The basic differences:
Stubby is “an application that acts as a local DNS Privacy stub resolver (using DNS-over-TLS). Stubby encrypts DNS queries sent from a client machine (desktop or laptop) to a DNS Privacy resolver increasing end user privacy.” Stubby is basically an encryption stub that encrypts the DNS traffic between you and an upstream resolver.
Unbound is “a caching DNS resolver.” It directly communicates with the authoritative name servers and does the resolving itself, avoiding the need for a upstream resolver. It has very efficient caching and is generally quite fast.
In my opinion, there is no advantage. By itself, unbound has the advantage that you don’t have to trust any upstream DNS service with your entire DNS history. It runs locally, it is secure and fast. It uses DNSSEC to validate that the answer from the authoritative servers is not altered in transit. The setup per the guide here (https://docs.pi-hole.net/guides/unbound/), which also nicely explains how unbound works, takes maybe 15 minutes.
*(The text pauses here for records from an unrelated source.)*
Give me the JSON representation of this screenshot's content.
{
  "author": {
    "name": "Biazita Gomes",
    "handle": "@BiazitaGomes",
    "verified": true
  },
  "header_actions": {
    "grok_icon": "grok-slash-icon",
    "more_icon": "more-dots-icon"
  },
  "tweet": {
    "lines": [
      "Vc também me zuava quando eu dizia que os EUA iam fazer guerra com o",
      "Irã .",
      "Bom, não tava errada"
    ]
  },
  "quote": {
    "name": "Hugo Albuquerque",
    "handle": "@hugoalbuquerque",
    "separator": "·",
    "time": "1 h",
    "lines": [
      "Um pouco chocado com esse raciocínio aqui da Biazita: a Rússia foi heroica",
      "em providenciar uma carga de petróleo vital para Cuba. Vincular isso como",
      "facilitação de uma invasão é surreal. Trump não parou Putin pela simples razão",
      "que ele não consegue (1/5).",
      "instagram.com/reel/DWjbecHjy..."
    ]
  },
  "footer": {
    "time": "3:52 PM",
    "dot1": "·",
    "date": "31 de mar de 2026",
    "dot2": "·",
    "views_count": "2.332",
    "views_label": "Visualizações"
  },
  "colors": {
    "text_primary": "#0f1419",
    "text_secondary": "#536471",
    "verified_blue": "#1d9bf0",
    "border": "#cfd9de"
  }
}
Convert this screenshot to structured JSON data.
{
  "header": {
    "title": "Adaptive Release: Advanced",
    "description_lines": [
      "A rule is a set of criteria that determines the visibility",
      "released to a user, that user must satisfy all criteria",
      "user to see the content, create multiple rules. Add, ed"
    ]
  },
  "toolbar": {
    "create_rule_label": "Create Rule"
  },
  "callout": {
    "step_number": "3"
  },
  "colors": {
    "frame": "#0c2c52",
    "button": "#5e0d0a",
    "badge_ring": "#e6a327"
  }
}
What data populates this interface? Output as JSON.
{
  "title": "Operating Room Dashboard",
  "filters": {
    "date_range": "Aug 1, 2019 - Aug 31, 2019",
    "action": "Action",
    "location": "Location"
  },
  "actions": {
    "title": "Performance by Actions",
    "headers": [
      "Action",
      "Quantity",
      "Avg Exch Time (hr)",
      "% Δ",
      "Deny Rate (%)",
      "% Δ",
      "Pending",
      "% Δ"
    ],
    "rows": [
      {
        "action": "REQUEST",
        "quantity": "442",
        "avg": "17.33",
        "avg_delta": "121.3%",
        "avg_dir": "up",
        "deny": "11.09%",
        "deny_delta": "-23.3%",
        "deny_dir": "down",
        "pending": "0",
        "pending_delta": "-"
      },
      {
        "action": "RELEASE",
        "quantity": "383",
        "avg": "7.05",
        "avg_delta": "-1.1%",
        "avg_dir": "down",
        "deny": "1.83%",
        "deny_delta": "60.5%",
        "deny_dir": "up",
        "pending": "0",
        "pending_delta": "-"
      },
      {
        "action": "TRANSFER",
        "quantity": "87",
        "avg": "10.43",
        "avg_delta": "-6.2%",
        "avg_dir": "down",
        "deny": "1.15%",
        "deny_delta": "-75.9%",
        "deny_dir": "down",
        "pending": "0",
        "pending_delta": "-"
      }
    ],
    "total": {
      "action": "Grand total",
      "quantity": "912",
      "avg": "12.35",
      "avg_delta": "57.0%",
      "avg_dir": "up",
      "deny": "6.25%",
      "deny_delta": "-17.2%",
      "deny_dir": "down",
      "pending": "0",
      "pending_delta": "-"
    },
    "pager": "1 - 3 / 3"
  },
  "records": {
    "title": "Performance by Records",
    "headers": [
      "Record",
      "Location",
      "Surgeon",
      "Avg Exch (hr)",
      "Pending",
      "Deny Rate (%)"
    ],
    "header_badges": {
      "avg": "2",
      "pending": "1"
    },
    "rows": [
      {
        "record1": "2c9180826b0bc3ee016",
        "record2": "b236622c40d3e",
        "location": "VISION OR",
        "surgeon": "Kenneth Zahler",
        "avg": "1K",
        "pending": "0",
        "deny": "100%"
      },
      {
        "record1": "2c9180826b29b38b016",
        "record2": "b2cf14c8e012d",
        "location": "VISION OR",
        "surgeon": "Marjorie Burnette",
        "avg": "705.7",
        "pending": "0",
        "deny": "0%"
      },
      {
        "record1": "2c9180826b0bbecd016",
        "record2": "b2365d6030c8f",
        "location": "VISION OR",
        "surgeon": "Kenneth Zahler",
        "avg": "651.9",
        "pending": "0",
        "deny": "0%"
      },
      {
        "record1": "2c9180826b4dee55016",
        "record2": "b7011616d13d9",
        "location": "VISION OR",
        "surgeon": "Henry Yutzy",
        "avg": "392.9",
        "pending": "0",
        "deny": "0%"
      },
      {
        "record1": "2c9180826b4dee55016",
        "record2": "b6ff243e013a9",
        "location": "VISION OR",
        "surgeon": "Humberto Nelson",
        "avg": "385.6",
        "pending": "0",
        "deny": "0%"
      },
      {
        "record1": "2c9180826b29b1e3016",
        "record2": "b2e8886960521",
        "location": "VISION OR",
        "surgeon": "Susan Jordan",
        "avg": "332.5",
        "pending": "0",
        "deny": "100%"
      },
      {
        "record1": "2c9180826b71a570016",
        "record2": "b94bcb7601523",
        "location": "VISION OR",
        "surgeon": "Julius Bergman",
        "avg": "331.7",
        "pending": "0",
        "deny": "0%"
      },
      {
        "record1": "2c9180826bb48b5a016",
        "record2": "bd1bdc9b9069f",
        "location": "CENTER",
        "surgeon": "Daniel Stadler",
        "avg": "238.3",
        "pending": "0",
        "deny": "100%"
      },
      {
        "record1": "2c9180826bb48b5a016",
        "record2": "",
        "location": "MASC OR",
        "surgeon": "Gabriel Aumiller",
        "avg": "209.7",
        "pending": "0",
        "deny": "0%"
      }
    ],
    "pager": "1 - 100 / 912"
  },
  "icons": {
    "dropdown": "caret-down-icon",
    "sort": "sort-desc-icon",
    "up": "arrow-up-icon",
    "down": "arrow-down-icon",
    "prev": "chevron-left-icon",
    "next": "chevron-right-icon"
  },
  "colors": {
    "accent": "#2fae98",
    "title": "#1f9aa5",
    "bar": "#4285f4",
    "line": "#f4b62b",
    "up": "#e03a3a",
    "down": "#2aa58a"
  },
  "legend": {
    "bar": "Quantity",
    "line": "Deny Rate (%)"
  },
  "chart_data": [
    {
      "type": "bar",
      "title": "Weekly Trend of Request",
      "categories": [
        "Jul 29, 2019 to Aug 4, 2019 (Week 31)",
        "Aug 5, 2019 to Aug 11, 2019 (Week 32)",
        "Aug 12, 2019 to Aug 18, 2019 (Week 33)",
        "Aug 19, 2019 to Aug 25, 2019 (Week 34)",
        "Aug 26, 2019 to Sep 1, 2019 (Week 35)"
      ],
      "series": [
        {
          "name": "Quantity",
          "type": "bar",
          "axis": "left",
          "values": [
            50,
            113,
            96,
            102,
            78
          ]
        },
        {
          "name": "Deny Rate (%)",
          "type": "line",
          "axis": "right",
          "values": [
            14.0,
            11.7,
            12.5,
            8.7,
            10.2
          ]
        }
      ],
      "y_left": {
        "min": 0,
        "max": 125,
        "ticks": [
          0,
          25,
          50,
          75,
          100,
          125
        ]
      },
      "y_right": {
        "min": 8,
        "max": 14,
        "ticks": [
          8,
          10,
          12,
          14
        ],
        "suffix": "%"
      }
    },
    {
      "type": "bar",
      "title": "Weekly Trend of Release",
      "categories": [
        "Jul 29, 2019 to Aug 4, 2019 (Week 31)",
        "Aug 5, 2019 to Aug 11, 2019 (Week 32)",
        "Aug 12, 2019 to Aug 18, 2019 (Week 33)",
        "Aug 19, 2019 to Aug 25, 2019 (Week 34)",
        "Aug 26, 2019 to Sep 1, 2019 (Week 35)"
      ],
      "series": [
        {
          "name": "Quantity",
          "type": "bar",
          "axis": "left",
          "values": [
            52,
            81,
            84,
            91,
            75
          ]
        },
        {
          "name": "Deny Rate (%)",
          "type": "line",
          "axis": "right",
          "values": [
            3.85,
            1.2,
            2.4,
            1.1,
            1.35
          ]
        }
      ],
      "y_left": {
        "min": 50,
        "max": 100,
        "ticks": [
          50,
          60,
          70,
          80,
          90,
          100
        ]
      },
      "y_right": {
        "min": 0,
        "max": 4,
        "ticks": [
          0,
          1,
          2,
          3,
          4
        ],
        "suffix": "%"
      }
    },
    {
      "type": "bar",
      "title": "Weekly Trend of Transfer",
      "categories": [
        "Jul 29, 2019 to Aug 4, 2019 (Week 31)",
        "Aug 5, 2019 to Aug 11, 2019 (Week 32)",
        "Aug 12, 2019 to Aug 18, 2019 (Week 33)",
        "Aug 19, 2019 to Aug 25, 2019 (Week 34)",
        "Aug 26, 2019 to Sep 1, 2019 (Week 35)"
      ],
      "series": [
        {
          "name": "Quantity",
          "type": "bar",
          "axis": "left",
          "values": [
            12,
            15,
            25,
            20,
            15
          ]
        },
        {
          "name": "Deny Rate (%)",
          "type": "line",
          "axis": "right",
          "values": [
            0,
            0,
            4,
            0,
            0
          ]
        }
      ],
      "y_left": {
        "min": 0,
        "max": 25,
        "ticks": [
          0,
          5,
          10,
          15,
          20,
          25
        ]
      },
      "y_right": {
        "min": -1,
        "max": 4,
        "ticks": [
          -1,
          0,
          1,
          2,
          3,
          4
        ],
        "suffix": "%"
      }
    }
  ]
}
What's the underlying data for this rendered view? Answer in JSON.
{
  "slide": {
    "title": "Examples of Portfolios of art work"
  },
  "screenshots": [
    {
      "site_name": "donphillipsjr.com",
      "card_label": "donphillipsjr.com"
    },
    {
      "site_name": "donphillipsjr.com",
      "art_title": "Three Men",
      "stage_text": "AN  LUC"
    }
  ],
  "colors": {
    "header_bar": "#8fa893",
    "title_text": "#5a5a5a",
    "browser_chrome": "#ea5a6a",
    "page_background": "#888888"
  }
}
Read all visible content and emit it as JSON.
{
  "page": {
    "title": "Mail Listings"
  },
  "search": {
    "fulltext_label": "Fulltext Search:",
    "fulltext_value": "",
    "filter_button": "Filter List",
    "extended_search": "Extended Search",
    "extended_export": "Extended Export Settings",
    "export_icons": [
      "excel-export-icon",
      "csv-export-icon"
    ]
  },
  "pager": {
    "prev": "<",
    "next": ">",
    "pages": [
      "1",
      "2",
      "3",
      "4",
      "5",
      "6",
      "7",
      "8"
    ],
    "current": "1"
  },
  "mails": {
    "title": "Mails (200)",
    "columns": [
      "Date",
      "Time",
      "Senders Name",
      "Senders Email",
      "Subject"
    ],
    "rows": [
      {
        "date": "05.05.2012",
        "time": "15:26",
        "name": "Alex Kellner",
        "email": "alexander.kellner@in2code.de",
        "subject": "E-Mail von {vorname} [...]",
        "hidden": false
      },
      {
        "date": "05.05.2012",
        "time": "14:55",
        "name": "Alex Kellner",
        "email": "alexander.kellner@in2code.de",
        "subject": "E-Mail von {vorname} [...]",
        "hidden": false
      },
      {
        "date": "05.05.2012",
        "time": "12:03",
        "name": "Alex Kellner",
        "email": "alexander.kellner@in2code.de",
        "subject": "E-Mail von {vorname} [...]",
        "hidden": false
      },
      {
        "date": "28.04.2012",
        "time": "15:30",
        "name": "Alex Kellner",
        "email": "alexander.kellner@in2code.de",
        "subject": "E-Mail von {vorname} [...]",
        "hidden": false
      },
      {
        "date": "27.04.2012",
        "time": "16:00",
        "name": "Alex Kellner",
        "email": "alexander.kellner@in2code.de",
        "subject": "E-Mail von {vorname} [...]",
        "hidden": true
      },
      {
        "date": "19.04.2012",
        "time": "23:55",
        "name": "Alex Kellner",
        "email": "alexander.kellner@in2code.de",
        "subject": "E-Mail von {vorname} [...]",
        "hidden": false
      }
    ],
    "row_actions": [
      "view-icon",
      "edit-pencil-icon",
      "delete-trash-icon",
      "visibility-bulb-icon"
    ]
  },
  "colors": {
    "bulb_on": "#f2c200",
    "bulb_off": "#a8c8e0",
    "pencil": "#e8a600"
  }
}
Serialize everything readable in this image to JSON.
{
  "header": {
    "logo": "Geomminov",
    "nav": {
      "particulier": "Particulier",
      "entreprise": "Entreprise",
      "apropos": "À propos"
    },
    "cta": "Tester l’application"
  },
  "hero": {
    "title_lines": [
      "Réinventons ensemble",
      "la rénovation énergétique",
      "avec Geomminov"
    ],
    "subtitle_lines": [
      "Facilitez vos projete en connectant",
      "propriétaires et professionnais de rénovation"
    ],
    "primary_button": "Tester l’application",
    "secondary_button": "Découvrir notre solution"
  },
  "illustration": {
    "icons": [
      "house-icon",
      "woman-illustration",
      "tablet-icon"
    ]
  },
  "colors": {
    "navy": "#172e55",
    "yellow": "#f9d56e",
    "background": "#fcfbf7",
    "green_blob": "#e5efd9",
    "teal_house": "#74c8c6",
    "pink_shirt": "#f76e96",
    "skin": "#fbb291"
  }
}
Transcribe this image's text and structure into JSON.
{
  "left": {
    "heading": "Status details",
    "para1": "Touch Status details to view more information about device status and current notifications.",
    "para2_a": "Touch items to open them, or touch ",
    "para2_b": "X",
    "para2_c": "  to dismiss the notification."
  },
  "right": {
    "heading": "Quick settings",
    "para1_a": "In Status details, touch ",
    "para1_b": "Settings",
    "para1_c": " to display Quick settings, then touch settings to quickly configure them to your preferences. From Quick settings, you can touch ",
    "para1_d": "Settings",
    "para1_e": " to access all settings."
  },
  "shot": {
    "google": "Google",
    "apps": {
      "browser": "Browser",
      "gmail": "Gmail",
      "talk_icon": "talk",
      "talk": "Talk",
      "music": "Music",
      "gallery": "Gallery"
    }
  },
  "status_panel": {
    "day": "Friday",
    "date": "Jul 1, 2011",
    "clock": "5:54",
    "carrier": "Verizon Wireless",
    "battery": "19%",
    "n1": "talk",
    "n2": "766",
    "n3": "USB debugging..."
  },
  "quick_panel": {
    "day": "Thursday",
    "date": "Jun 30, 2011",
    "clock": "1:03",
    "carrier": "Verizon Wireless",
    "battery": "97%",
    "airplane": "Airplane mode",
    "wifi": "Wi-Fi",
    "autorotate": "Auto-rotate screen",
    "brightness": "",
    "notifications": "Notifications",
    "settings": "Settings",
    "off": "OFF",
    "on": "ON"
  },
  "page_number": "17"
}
The general argument for using encrypted DNS is to hide the DNS traffic from an ISP. The weakness in this argument is that even if you do mask your DNS queries (the ISP doesn’t know you are looking for domain xyz), after the DNS resolver gives you the answer, you immediately ask the ISP for the IP address of domain xyz, so the ISP knows where your traffic is going anyway. The other argument for encrypted DNS is that the traffic goes in an encrypted tunnel and won’t be tampered with. With DNSSEC, unbound verifies that received IP addresses are as sent by the name servers.
Summary - Stubby encrypts your DNS traffic to an upstream provider. You have to trust both the upstream provider and your ISP. Unbound communicates directly with the authoritative name servers, eliminating the upstream DNS server. You only have to trust yourself and the ISP.
For these reasons, I prefer unbound and run it on each of my Pi-Hole installations.